San Francisco, Berlin, London, Hong Kong, Tel Aviv, Singapore – the choices for start-up hubs seems to be endless. I personally incorporated my tech start-up in Hong Kong and I am frequently asked by soon-to-be founders if they should move to Hong Kong. It is easy to let ourselves be blinded by start-up events and a city’s marketing as a start-up hub. But what are the factors determining where you should start your business?
Firstly, let me give you the reasons for my personal choice: I started in 2014 and the product was targeted at women in China. Incorporating in the People’s Republic of China as a foreigner at that time was a bit tricky and also for legal reasons, my choice was Hong Kong. Before the so-called “Umbrella Revolution” – Hong Kong was the door to China. Businesses incorporated in Hong Kong had the benefits of easy access to the Chinese market paired with legal stability. Incorporating as a foreigner was straightforward as well: you needed to pay a Hong Kong secretarial company to act for you. All this, I could arrange online. I then flew to Hong Kong to open the bank account. Because of the product, Hong Kong absolutely made sense. I also love the city and had friends there. Hence, the move was quite easy for me.
Do You Have a Personal Network?
The start-up hot spots are very often romanticized and it seems so easy to run your business from there.
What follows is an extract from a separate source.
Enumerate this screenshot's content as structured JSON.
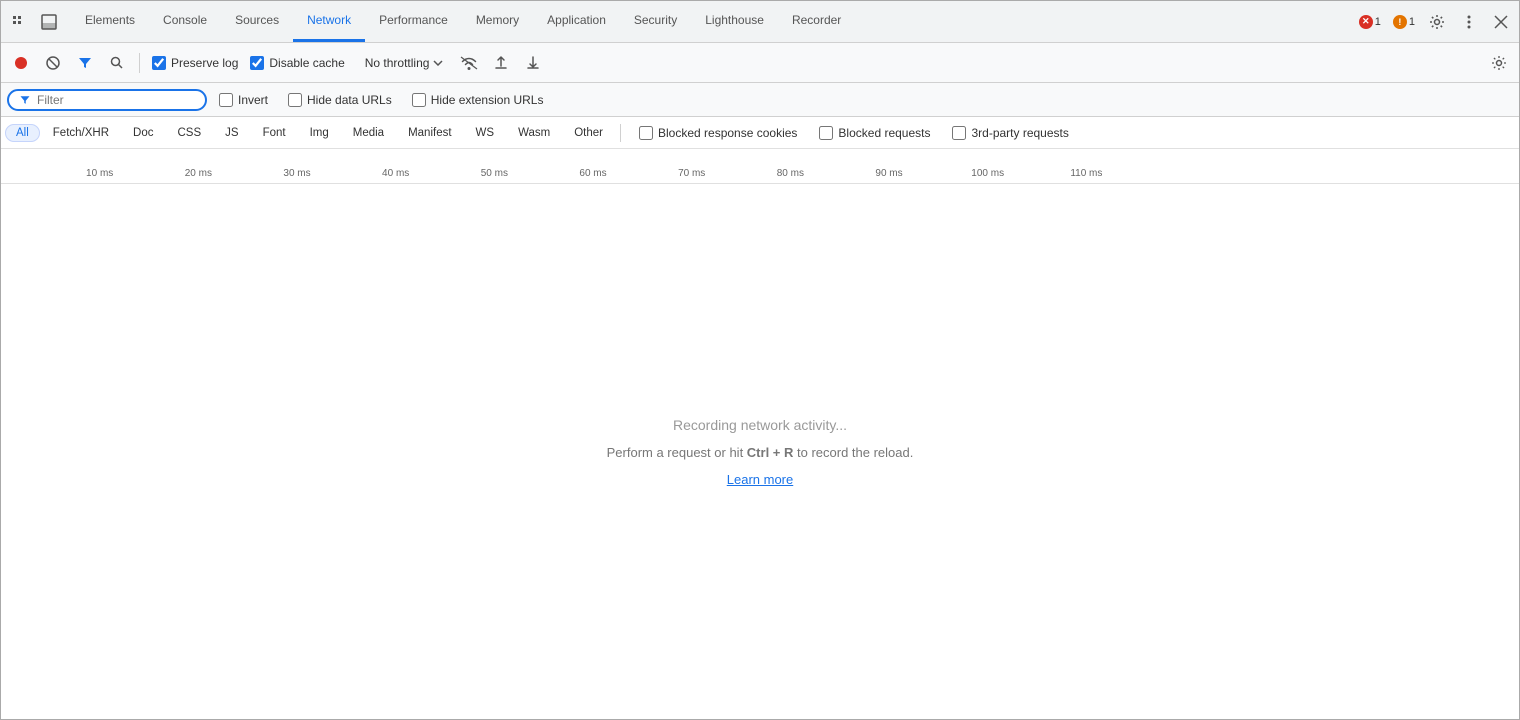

While I do not say this is not true, I think it is crucial to have a strong network in the place where you would like to do business. Founding a business is always tough. Even if you stay in your hometown and you have a great social support network. Imagine that rollercoaster in a city where you are completely on your own, you still need to make friends and build a network. Speaking of “network”: I have always considered my network my friends. And I was lucky to have friends even before my move to Hong Kong. They were incredibly helpful: as soon as people heard I started my own business, they tried to contribute in any way they could.
Can You Incorporate as a Foreigner?
The most basic question is of administrative nature: Can you incorporate as a foreigner? If yes, do you need to pay a local company for administrative support? Or do you need a local partner or even director/majority shareholder in your business? Would this be a deal breaker for you?
Visa and Tax
Very often, it might be straightforward to incorporate a business but getting a visa for you to live in the country might be more difficult. In Hong Kong, I needed to prove a substantial amount of cash in my bank account in addition to my business plan, rental and further requirements. I also needed to have a Hong Kong permanent resident act as my sponsor. Can you meet all these requirements?
Needless to say, tax plays a significant role. Maybe not when you start out but definitely at a later profitable stage. Assess the environment on the one hand for your business, but on the other also for your personal tax situation.
Similarly, check the process for opening bank accounts. When I incorporated, the opening of an account was just a formality but it has become increasingly difficult. In many countries, you need to be a resident of that country to open an account – can you get a visa before that? How difficult is it?
Depending on your product, it is useful to assess the industry environment. If you try to start a fashion-related company, it is probably worth looking at cities with a strong fashion network. If you are in tech, you will need highly skilled programmers. Are you setting up a trading business and do you need access to factories? The industry and your product will have a huge impact on the choice of your business location.
I would never move to another country without having visited and assessed the environment beforehand. Similar to my article about Where to Move as an Expat, it is very important to get a realistic perspective: apart from a positive environment towards start-ups, what is the city like? Is it easy to network? Do you enjoy the vibe? Is it easy to find likeminded partners/employees? Is it a city which is great for a long weekend or would you really want to live there? Is it even possible to live there from a practical perspective. For example, can you rent a place without proving a steady income and only by providing your savings? And lastly, what are the language barriers?
Cost of Living
This is closely linked to my previous point. As a founder, capital and savings are important. I learned it the hard way by experiencing Hong Kong and Singapore. Both are cities which are amazing if you have high paying jobs. But what is it like if you have a very small or no income for some time? Can you even afford living there? Please calculate a burn-rate of how long you can live off your savings in that city: take your amount of savings and divide it by the sum of rental and living cost. The best way is to get some information from local entrepreneurs or friends. Also go to supermarkets, coffee shops and restaurants and assess the prices. How many months can you live there?
A factor which is frequently being overlooked when starting a business is the deregitration process. It is not something we really want to consider at the beginning, right? However, businesses can fail or environments may change and you might want to deregister the company, put it dormant or move it to another country. Do some research about the process and involved cost. If you really need to close your business, you surely want to avoid unnecessary costs or red tape which you may need to do in person.